“Those who want to work in India and ask why there’s no physical qital (warfare) — well, jihad needs preparations. Are you doing it? Ask yourself,” @HindBattle asked.
Ever since 2013, when members of the Indian Mujahideen breakaway faction Tauhid-ul-Ansar had headed into Pakistan’s north-west to train in combat, Bhatkal-born Shafi Armar and Sultan Armar had been asking Indians they met on the Internet just those questions. The men, the NIA says, spent time on Facebook trawling accounts for potential sympathisers, and systematically cultivating them.
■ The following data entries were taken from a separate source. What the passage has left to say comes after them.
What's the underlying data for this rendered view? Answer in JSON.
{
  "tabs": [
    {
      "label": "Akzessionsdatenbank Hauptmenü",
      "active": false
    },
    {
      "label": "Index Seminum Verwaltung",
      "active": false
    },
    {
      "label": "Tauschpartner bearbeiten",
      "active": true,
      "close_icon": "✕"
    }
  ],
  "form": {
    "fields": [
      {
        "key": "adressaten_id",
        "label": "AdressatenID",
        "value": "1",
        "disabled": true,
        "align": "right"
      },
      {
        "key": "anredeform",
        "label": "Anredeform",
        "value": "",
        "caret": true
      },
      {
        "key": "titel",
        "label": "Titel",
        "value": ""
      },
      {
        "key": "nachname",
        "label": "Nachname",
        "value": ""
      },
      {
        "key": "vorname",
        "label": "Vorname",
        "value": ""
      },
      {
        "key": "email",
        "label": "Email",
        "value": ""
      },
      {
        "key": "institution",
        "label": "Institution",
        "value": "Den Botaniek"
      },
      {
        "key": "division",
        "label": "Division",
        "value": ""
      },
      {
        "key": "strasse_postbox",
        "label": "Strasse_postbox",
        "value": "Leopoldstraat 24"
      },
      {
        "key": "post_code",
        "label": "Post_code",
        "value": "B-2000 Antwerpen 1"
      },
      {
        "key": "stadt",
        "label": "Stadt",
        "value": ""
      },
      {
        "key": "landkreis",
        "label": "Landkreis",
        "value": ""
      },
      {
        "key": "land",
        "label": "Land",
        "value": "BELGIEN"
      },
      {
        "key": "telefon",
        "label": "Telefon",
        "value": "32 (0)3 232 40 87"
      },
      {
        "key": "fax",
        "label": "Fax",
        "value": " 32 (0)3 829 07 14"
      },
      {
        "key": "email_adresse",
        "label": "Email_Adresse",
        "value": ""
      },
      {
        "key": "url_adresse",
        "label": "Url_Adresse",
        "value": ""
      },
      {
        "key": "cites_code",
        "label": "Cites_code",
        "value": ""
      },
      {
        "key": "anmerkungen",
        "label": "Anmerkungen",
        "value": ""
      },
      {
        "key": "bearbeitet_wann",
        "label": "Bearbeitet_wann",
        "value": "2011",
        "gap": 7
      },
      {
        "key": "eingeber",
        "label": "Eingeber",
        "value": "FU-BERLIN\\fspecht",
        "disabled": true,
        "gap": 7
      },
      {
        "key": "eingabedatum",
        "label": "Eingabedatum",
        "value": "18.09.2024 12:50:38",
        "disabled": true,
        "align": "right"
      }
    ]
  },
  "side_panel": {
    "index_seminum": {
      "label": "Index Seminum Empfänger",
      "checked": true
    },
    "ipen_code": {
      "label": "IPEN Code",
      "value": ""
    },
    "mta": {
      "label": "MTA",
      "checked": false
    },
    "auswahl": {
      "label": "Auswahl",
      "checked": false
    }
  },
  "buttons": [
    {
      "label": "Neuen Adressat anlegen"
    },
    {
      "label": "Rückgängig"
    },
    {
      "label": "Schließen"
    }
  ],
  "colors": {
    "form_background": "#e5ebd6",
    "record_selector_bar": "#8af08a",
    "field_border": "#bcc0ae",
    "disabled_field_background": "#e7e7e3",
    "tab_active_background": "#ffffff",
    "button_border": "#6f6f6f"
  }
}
In 2014, the Nadwat-ul-Islam educated seminarian Sultan Armar was killed in fighting around the Islamic State stronghold of Raqqa and his younger brother took up the lead on behalf of the Indian contingent. The organisation eventually cracked apart as feuds exploded over the stranglehold Pakistan’s Inter-Services Intelligence exercised over decision-making. The hardliners wanted large-scale attacks on India; the leadership was pushed by the ISI to do nothing that would spark an India-Pakistan crisis.
The new Jund-ul-Khalifa al-Hind, or the Army of the Caliph in India, followed a template unknown in India. Indian Mujahideen operations had relied on men trained at the Lashkar-e-Taiba’s camps in Pakistan, first using plastic explosive brought in from Bangladesh and then black-market ammonium nitrate slurry. It drew its cadre from the Students Islamic Movement of India, and from personal linkages.
Now, the idea was to build an organisation from genuinely committed volunteers, drawn from the online world — volunteers who would learn their craft from the vast resources available on the Internet.